Manipulation tactics are very prominent in this debate as well, from conspiracy theories (an "LGBTQIA+ agenda" that is trying to "influence our children") to an obsessive focus on non-issues (the ridiculous "bathroom debate"), and an almost religious veneration of biological sex, which is often presented in a pseudo-scientific jargon.

Because of false balance tendencies in various media outlets, what happens is that trans people and others who still live in a sane world find themselves forced to "counter" these absurd talking points again and again.

No, there is no LGBTQIA+ agenda to abuse little children (there might be some confusion with the Catholic church here).

No, self-ID laws will not lead to a sudden spike in bathroom assaults – men willing to go this far will not be stopped by a sign on a door and statistically, trans people are actually at an increased risk of experiencing abuse themselves. Trans people are not the cause of violence against women, cis men are. If you want to know more about this, I can recommend this very well-researched article by Charlotte Jones and Jen Slater in The Sociological Review.

And no, the trans experience is not "against science" or "trying to abolish scientific facts like biological sex". To cite an essay written by Professor Sarah Richardson for the Los Angeles Review of Books: "Decades of research across scientific disciplines have built an understanding of human sex as a multidimensional trait with biological and social components that can vary over the life course."

But this is exactly the problem. We are trying to reason with people who cannot, and do not want to, be reasoned with.

What's more, we should not even have to debate these things in the first place. No one should have to argue for their right to exist, no one should have to argue for the right to decide what happens to their own body.

It is time that we stop playing by the rules laid down by these radical pseudo-intellectuals.

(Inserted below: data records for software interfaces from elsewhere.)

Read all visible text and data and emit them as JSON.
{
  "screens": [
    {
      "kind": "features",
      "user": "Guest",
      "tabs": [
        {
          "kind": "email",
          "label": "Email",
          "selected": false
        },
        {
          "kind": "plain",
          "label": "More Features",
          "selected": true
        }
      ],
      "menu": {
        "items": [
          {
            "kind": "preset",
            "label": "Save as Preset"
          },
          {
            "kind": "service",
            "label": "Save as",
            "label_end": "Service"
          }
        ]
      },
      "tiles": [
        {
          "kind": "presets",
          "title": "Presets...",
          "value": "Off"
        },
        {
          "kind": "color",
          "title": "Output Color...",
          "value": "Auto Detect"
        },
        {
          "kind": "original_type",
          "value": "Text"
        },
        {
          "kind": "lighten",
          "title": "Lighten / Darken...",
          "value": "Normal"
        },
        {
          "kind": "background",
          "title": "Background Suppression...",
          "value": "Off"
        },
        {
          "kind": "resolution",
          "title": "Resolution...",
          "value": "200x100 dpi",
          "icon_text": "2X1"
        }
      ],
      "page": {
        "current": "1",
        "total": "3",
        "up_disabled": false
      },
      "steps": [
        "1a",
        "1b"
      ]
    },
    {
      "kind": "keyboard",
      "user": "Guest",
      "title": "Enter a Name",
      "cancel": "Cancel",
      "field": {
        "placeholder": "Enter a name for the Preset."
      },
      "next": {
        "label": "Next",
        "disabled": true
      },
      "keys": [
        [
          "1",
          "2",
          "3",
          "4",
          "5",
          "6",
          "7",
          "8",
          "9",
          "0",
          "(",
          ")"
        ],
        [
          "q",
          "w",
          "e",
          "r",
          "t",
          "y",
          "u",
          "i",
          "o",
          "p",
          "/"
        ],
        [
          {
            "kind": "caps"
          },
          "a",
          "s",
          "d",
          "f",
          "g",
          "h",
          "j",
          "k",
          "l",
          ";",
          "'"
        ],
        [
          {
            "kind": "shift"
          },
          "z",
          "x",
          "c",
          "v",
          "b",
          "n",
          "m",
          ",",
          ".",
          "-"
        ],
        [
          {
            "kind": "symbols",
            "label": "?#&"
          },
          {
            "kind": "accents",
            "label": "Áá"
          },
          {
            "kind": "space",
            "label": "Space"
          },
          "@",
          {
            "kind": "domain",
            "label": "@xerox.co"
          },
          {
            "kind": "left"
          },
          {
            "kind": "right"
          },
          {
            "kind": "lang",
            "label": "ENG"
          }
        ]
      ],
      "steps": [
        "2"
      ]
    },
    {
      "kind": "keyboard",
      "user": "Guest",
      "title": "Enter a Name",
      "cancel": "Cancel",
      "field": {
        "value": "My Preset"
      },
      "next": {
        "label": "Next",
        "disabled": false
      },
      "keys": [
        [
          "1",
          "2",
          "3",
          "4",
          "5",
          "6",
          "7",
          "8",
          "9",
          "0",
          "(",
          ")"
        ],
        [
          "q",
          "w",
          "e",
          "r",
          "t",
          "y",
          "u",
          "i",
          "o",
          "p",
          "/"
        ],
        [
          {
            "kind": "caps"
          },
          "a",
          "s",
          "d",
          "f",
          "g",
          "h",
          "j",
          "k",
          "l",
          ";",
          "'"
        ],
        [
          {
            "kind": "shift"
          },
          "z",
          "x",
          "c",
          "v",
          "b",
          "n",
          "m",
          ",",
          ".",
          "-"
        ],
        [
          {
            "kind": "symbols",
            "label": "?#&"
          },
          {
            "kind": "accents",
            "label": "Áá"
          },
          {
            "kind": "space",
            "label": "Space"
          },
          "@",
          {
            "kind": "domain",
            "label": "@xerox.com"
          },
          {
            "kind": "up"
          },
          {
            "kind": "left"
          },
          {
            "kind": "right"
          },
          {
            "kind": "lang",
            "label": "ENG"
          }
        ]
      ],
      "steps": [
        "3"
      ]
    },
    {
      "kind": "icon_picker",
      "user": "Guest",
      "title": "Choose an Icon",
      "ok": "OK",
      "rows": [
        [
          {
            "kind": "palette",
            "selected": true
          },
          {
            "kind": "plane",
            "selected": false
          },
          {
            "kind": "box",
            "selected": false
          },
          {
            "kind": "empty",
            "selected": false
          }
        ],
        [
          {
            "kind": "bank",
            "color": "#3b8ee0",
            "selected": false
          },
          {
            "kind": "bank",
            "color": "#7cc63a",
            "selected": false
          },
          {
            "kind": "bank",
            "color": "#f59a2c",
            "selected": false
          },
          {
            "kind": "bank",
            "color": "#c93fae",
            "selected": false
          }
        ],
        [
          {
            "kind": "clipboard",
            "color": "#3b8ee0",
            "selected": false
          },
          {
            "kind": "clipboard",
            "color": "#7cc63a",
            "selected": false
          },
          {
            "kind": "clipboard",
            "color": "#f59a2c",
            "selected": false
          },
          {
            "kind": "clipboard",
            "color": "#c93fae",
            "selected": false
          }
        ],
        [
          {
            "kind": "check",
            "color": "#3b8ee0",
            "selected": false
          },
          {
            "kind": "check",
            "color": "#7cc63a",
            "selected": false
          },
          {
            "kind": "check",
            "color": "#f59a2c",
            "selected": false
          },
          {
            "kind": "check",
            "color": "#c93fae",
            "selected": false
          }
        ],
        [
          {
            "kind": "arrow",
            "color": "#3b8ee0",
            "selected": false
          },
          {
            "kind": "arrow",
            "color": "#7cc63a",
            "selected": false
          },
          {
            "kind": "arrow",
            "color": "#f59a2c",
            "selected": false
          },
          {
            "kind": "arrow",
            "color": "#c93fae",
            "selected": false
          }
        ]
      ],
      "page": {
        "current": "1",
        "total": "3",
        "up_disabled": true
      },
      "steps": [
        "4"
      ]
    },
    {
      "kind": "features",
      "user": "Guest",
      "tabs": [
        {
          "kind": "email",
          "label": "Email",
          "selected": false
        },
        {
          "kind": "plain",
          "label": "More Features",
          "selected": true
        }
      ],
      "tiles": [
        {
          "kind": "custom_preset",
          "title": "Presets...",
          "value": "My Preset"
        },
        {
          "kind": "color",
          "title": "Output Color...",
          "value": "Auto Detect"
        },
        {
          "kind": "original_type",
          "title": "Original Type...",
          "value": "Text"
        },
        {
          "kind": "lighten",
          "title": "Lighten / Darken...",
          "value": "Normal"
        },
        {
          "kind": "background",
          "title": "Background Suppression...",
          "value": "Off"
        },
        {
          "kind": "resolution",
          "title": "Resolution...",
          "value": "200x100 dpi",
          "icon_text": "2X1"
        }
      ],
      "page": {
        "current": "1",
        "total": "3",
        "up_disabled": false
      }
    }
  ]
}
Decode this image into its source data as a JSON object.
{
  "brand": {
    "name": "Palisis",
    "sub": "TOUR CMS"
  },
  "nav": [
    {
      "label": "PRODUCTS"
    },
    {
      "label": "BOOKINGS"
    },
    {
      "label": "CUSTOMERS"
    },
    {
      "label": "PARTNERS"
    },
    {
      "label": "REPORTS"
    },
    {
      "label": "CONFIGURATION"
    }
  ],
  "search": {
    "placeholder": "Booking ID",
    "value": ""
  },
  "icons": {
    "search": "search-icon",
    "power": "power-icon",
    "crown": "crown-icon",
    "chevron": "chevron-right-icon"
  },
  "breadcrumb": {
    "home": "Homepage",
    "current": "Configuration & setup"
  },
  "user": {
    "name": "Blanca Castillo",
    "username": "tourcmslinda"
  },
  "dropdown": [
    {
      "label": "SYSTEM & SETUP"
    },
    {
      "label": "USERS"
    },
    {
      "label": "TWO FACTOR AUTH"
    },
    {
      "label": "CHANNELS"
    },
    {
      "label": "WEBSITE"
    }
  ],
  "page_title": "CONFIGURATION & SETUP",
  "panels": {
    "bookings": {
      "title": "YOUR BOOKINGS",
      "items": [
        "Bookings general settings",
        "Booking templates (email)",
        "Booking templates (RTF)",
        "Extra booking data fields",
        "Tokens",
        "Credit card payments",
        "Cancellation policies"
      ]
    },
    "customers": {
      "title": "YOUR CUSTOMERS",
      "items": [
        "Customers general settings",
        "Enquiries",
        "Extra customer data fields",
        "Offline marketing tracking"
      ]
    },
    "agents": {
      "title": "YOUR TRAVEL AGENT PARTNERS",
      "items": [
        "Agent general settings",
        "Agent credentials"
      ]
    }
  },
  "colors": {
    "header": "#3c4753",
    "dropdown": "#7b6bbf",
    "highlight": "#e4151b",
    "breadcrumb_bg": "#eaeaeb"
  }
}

Not everything is up for debate – especially not basic human rights.